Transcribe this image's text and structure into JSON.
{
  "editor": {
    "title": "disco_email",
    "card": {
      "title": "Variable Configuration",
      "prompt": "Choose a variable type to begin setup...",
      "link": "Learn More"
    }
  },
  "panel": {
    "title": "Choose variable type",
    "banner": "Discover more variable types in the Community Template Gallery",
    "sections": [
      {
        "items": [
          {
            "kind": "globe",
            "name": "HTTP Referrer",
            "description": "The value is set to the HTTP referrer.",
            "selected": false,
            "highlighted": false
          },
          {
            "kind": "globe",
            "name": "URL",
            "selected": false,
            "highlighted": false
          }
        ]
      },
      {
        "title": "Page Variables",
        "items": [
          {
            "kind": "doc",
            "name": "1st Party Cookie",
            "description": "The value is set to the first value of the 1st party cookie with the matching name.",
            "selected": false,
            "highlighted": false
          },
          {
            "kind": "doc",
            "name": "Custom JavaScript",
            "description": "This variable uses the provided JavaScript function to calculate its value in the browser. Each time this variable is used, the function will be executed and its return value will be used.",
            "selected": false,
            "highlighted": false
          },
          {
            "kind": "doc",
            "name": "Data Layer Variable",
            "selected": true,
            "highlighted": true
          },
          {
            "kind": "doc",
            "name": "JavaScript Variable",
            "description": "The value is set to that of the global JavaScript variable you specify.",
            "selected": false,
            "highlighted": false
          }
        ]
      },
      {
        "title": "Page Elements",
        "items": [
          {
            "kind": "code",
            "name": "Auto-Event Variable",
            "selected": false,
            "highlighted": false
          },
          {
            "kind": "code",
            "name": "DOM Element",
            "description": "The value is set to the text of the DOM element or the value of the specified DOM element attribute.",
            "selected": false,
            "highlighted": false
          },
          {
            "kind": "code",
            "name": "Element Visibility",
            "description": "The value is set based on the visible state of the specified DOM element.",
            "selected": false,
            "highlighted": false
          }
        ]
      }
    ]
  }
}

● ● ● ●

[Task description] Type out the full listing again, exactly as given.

[Task result]
Transcribe this image's text and structure into JSON.
{
  "editor": {
    "title": "disco_email",
    "card": {
      "title": "Variable Configuration",
      "prompt": "Choose a variable type to begin setup...",
      "link": "Learn More"
    }
  },
  "panel": {
    "title": "Choose variable type",
    "banner": "Discover more variable types in the Community Template Gallery",
    "sections": [
      {
        "items": [
          {
            "kind": "globe",
            "name": "HTTP Referrer",
            "description": "The value is set to the HTTP referrer.",
            "selected": false,
            "highlighted": false
          },
          {
            "kind": "globe",
            "name": "URL",
            "selected": false,
            "highlighted": false
          }
        ]
      },
      {
        "title": "Page Variables",
        "items": [
          {
            "kind": "doc",
            "name": "1st Party Cookie",
            "description": "The value is set to the first value of the 1st party cookie with the matching name.",
            "selected": false,
            "highlighted": false
          },
          {
            "kind": "doc",
            "name": "Custom JavaScript",
            "description": "This variable uses the provided JavaScript function to calculate its value in the browser. Each time this variable is used, the function will be executed and its return value will be used.",
            "selected": false,
            "highlighted": false
          },
          {
            "kind": "doc",
            "name": "Data Layer Variable",
            "selected": true,
            "highlighted": true
          },
          {
            "kind": "doc",
            "name": "JavaScript Variable",
            "description": "The value is set to that of the global JavaScript variable you specify.",
            "selected": false,
            "highlighted": false
          }
        ]
      },
      {
        "title": "Page Elements",
        "items": [
          {
            "kind": "code",
            "name": "Auto-Event Variable",
            "selected": false,
            "highlighted": false
          },
          {
            "kind": "code",
            "name": "DOM Element",
            "description": "The value is set to the text of the DOM element or the value of the specified DOM element attribute.",
            "selected": false,
            "highlighted": false
          },
          {
            "kind": "code",
            "name": "Element Visibility",
            "description": "The value is set based on the visible state of the specified DOM element.",
            "selected": false,
            "highlighted": false
          }
        ]
      }
    ]
  }
}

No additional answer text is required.